WORK REQUEST: The answer must consist of every line below that holds the word "image".

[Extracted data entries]
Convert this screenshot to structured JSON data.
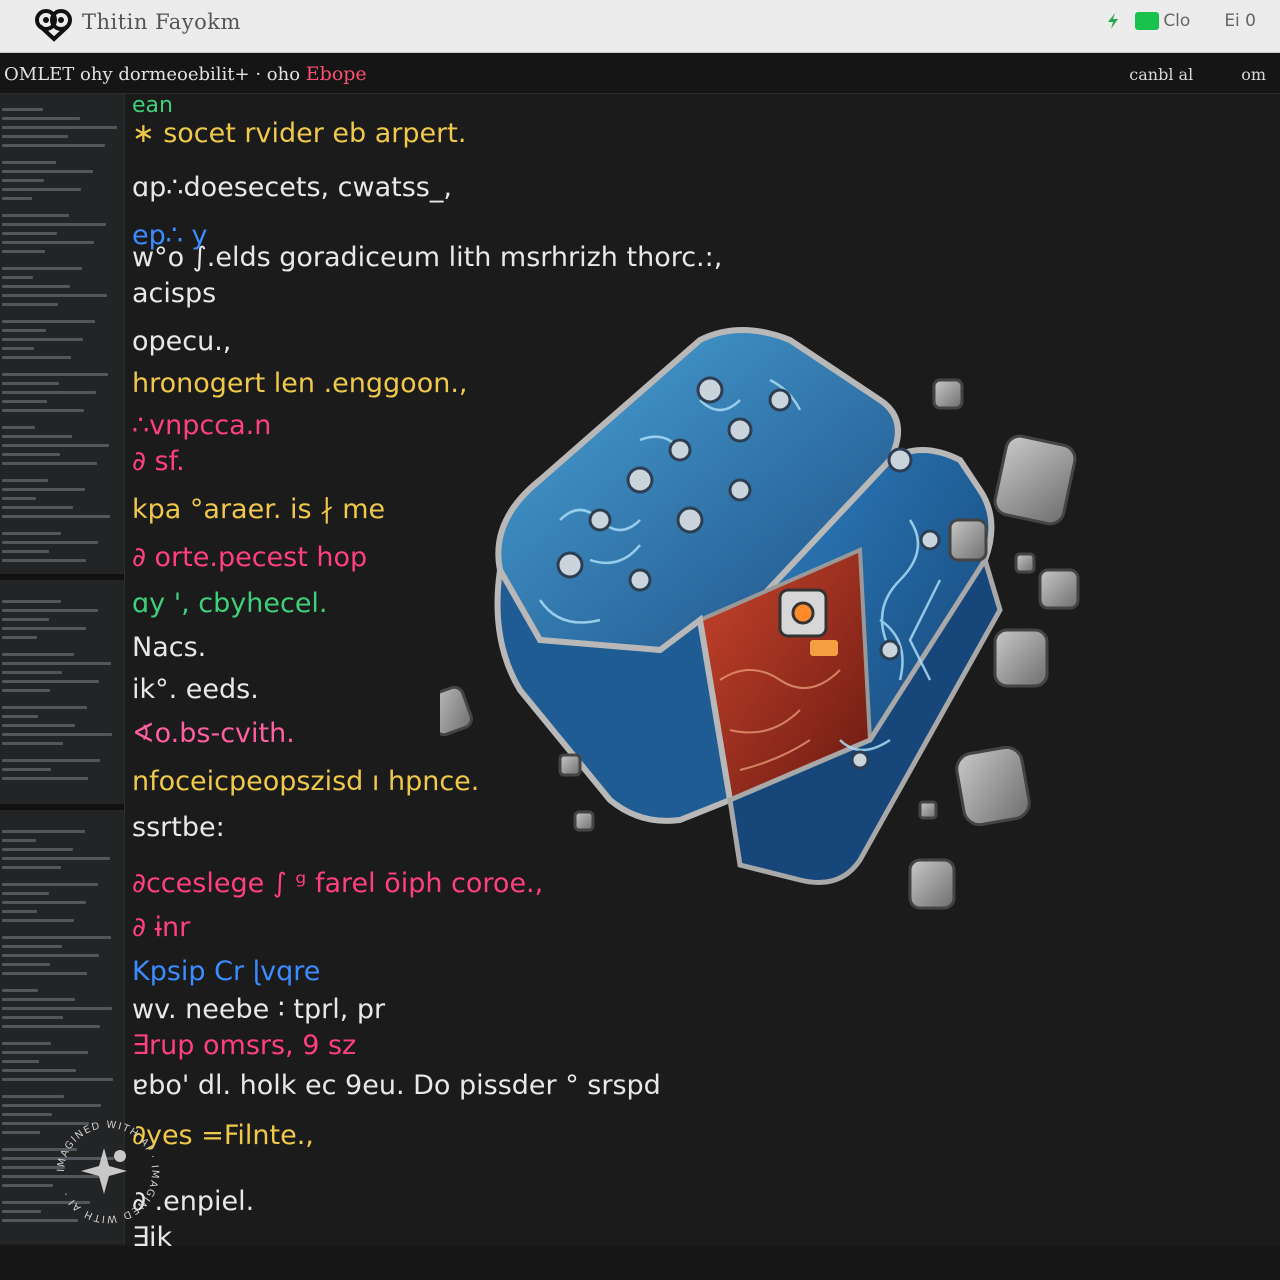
{
  "app": {
    "title": "Thitin Fayokm",
    "status_label": "Clo",
    "window_controls": "Ei 0"
  },
  "editor_header": {
    "path": "OMLET ohy dormeoebilit+ · oho",
    "accent": "Ebope",
    "right_a": "canbl al",
    "right_b": "om"
  },
  "code_lines": [
    {
      "t": "ean",
      "c": "#3fd07a"
    },
    {
      "t": "∗ socet  rvider  eb arpert.",
      "c": "#f0c94a"
    },
    {
      "t": "ɑp∴doesecets, cwatss_,",
      "c": "#e8e8e8"
    },
    {
      "t": "ep∴ y",
      "c": "#3b8cff"
    },
    {
      "t": "w°o  ∫.elds gorаdiᴄeum lith msrhrizh thorc.:,",
      "c": "#e8e8e8"
    },
    {
      "t": "aᴄisps",
      "c": "#e8e8e8"
    },
    {
      "t": "opecu.,",
      "c": "#e8e8e8"
    },
    {
      "t": "hronogert  len  .enggoon.,",
      "c": "#f0c94a"
    },
    {
      "t": "∴vnpcca.n",
      "c": "#ff3f7f"
    },
    {
      "t": "∂ sf.",
      "c": "#ff3f7f"
    },
    {
      "t": "kpa  °araer.  is  ∤ me",
      "c": "#f0c94a"
    },
    {
      "t": "∂  orte.pecest  hop",
      "c": "#ff3f7f"
    },
    {
      "t": "ɑy ',  cbyhecel.",
      "c": "#3fd07a"
    },
    {
      "t": "Nacs.",
      "c": "#e8e8e8"
    },
    {
      "t": "ik°.  eeds.",
      "c": "#e8e8e8"
    },
    {
      "t": "∢o.bs-cvith.",
      "c": "#ff5fa0"
    },
    {
      "t": "nfoceicpeopszisd  ı  hpnce.",
      "c": "#f0c94a"
    },
    {
      "t": "ssrtbe:",
      "c": "#e8e8e8"
    },
    {
      "t": "∂cceslege  ∫  ᵍ  farel  ōiph coroe.,",
      "c": "#ff3f7f"
    },
    {
      "t": "∂  ɨnr",
      "c": "#ff3f7f"
    },
    {
      "t": "Kpsip  Cr  ɭvqre",
      "c": "#3b8cff"
    },
    {
      "t": "wv.  neebe  ∶  tprl,  pr",
      "c": "#e8e8e8"
    },
    {
      "t": "∃rup  omsrs,  9  sz",
      "c": "#ff3f7f"
    },
    {
      "t": "ɐbo'  dl.  holk  ec  9eu.  Do  pissder °  srspd",
      "c": "#e8e8e8"
    },
    {
      "t": "∂yes  =Filnte.,",
      "c": "#f0c94a"
    },
    {
      "t": "∂  .enpiel.",
      "c": "#e8e8e8"
    },
    {
      "t": "∃ik",
      "c": "#e8e8e8"
    }
  ],
  "watermark": {
    "text": "IMAGINED WITH AI · IMAGINED WITH AI ·"
  }
}
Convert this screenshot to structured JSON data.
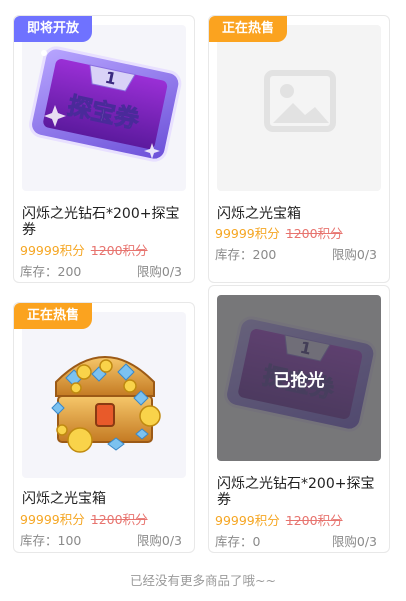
{
  "products": [
    {
      "badge": "即将开放",
      "title": "闪烁之光钻石*200+探宝券",
      "price": "99999积分",
      "original_price": "1200积分",
      "stock": "库存：200",
      "limit": "限购0/3",
      "image": "treasure-ticket",
      "sold_out": false
    },
    {
      "badge": "正在热售",
      "title": "闪烁之光宝箱",
      "price": "99999积分",
      "original_price": "1200积分",
      "stock": "库存：200",
      "limit": "限购0/3",
      "image": "image-placeholder",
      "sold_out": false
    },
    {
      "badge": "正在热售",
      "title": "闪烁之光宝箱",
      "price": "99999积分",
      "original_price": "1200积分",
      "stock": "库存：100",
      "limit": "限购0/3",
      "image": "treasure-chest",
      "sold_out": false
    },
    {
      "badge": "",
      "title": "闪烁之光钻石*200+探宝券",
      "price": "99999积分",
      "original_price": "1200积分",
      "stock": "库存：0",
      "limit": "限购0/3",
      "image": "treasure-ticket",
      "sold_out": true,
      "sold_out_label": "已抢光"
    }
  ],
  "ticket_text": {
    "number": "1",
    "label": "探宝券"
  },
  "footer_text": "已经没有更多商品了哦~~",
  "colors": {
    "badge_upcoming": "#6f72ff",
    "badge_hot": "#fba31f",
    "price": "#f5a623",
    "original_price": "#e0463f",
    "muted": "#8a8a8a"
  }
}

EXERCISE ANSWER:
      "image": "treasure-ticket",
      "image": "image-placeholder",
      "image": "treasure-chest",
      "image": "treasure-ticket",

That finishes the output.